EXERCISE AIM
Copy out, from the entries below, each line holding the string "icon".

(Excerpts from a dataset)
=== Section Start ===

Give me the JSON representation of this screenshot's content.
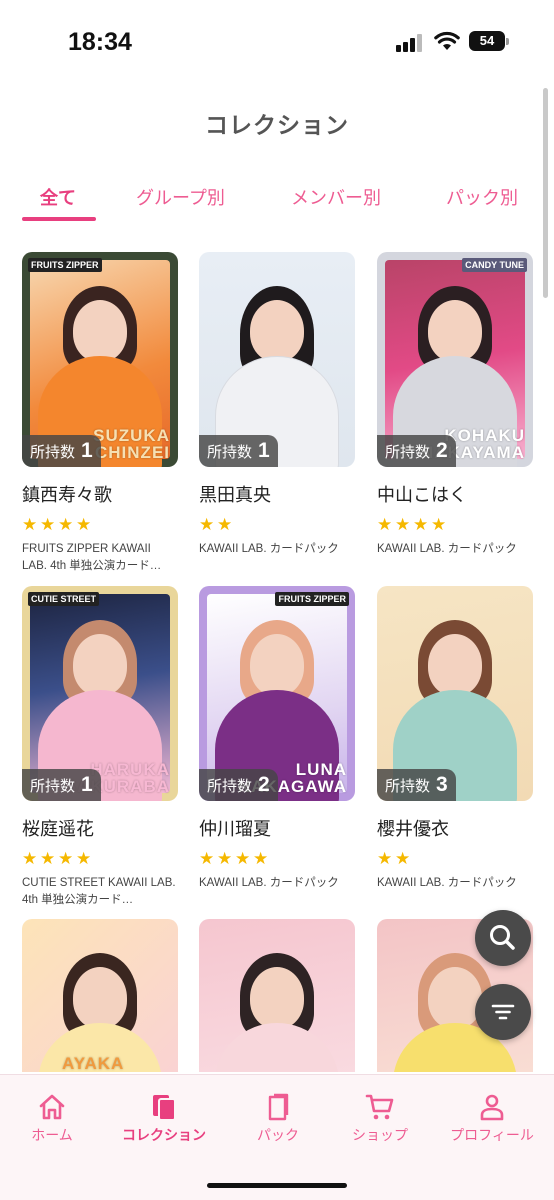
{
  "status_bar": {
    "time": "18:34",
    "battery": "54"
  },
  "page": {
    "title": "コレクション"
  },
  "tabs": [
    {
      "label": "全て",
      "active": true
    },
    {
      "label": "グループ別",
      "active": false
    },
    {
      "label": "メンバー別",
      "active": false
    },
    {
      "label": "パック別",
      "active": false
    }
  ],
  "owned_label": "所持数",
  "cards": [
    {
      "name": "鎮西寿々歌",
      "owned": "1",
      "stars": 4,
      "pack": "FRUITS ZIPPER KAWAII LAB. 4th 単独公演カード…",
      "card_text": "SUZUKA\nCHINZEI",
      "logo": "FRUITS ZIPPER"
    },
    {
      "name": "黒田真央",
      "owned": "1",
      "stars": 2,
      "pack": "KAWAII LAB. カードパック",
      "card_text": "",
      "logo": ""
    },
    {
      "name": "中山こはく",
      "owned": "2",
      "stars": 4,
      "pack": "KAWAII LAB. カードパック",
      "card_text": "KOHAKU\nNAKAYAMA",
      "logo": "CANDY TUNE"
    },
    {
      "name": "桜庭遥花",
      "owned": "1",
      "stars": 4,
      "pack": "CUTIE STREET KAWAII LAB. 4th 単独公演カード…",
      "card_text": "HARUKA\nSAKURABA",
      "logo": "CUTIE STREET"
    },
    {
      "name": "仲川瑠夏",
      "owned": "2",
      "stars": 4,
      "pack": "KAWAII LAB. カードパック",
      "card_text": "LUNA\nNAKAGAWA",
      "logo": "FRUITS ZIPPER"
    },
    {
      "name": "櫻井優衣",
      "owned": "3",
      "stars": 2,
      "pack": "KAWAII LAB. カードパック",
      "card_text": "",
      "logo": ""
    },
    {
      "name": "",
      "owned": "",
      "stars": 0,
      "pack": "",
      "card_text": "AYAKA",
      "logo": ""
    },
    {
      "name": "",
      "owned": "",
      "stars": 0,
      "pack": "",
      "card_text": "",
      "logo": ""
    },
    {
      "name": "",
      "owned": "",
      "stars": 0,
      "pack": "",
      "card_text": "",
      "logo": ""
    }
  ],
  "fabs": {
    "search": "search-icon",
    "filter": "filter-icon"
  },
  "nav": [
    {
      "label": "ホーム",
      "icon": "home-icon",
      "active": false
    },
    {
      "label": "コレクション",
      "icon": "collection-icon",
      "active": true
    },
    {
      "label": "パック",
      "icon": "pack-icon",
      "active": false
    },
    {
      "label": "ショップ",
      "icon": "cart-icon",
      "active": false
    },
    {
      "label": "プロフィール",
      "icon": "profile-icon",
      "active": false
    }
  ],
  "colors": {
    "accent": "#e83f7f",
    "accent_light": "#ee5c92",
    "star": "#f5b800",
    "nav_bg": "#fdf5f7"
  }
}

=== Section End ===

WRITTEN SOLUTION
    "search": "search-icon",
    "filter": "filter-icon"
      "icon": "home-icon",
      "icon": "collection-icon",
      "icon": "pack-icon",
      "icon": "cart-icon",
      "icon": "profile-icon",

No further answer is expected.